** Work instruction **
Identify every line in the records below that contains the word "data", and copy each of those lines.

** Records supplied **
++++++++

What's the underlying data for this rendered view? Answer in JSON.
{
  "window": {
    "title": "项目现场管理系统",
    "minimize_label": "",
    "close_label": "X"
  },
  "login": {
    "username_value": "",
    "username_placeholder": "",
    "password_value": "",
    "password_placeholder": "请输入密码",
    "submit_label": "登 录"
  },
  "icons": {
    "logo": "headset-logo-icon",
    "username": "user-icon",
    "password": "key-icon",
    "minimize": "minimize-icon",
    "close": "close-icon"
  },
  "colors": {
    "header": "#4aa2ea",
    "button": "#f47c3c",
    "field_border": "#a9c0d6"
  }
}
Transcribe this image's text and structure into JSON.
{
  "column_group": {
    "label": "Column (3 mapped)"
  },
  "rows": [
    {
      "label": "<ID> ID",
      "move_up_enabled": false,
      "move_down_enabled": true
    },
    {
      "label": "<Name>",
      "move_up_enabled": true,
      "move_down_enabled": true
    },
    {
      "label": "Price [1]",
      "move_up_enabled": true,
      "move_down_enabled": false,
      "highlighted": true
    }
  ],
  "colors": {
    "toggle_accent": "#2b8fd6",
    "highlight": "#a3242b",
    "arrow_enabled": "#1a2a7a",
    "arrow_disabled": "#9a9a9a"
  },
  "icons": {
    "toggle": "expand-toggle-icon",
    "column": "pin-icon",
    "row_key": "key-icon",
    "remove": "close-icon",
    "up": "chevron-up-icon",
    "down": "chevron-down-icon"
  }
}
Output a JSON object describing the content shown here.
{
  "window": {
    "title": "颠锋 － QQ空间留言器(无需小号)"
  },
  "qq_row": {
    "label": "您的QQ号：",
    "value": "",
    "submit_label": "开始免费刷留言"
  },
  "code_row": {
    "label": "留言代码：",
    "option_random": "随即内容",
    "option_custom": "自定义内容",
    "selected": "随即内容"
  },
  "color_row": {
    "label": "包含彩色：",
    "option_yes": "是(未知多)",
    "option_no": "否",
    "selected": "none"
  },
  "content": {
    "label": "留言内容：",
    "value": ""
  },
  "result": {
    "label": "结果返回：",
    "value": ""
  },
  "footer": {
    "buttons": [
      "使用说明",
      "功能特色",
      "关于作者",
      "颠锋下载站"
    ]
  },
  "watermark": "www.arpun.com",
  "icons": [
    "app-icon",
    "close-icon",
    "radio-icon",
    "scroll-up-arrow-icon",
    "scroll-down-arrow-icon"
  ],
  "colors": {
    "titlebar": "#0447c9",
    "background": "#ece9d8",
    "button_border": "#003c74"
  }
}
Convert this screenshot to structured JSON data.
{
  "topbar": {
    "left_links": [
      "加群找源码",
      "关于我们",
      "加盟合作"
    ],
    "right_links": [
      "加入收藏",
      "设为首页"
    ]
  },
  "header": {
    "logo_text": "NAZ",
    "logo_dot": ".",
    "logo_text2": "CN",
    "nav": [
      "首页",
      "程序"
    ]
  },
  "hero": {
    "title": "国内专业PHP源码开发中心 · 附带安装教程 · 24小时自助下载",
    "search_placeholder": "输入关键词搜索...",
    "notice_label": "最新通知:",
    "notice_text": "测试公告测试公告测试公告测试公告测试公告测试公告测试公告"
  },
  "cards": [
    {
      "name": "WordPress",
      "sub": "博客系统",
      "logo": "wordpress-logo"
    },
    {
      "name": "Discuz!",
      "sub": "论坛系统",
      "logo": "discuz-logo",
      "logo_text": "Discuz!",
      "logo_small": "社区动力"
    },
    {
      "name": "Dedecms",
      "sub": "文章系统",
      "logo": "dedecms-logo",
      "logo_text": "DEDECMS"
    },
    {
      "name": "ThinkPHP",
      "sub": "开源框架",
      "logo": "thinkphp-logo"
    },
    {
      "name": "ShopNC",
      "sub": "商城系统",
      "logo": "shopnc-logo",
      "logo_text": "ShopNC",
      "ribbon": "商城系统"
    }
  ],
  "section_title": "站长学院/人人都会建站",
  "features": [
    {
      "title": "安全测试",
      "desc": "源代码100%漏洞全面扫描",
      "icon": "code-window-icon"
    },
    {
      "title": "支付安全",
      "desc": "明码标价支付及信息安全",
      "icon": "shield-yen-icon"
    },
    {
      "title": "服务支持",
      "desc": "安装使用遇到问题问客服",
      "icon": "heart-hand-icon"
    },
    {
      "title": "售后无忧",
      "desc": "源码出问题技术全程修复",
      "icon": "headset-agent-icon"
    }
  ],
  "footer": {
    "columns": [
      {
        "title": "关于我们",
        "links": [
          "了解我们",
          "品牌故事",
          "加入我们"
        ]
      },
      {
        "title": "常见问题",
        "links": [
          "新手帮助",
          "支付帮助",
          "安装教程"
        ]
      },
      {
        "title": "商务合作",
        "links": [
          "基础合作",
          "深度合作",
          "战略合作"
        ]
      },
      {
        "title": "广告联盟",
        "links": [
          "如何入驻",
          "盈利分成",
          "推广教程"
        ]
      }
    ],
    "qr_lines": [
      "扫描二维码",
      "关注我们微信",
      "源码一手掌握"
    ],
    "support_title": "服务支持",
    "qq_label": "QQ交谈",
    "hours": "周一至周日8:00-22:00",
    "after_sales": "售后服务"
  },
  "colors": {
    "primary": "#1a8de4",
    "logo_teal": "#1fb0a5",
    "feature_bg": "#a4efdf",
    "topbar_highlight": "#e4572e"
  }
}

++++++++

** Response below **
What's the underlying data for this rendered view? Answer in JSON.
Convert this screenshot to structured JSON data.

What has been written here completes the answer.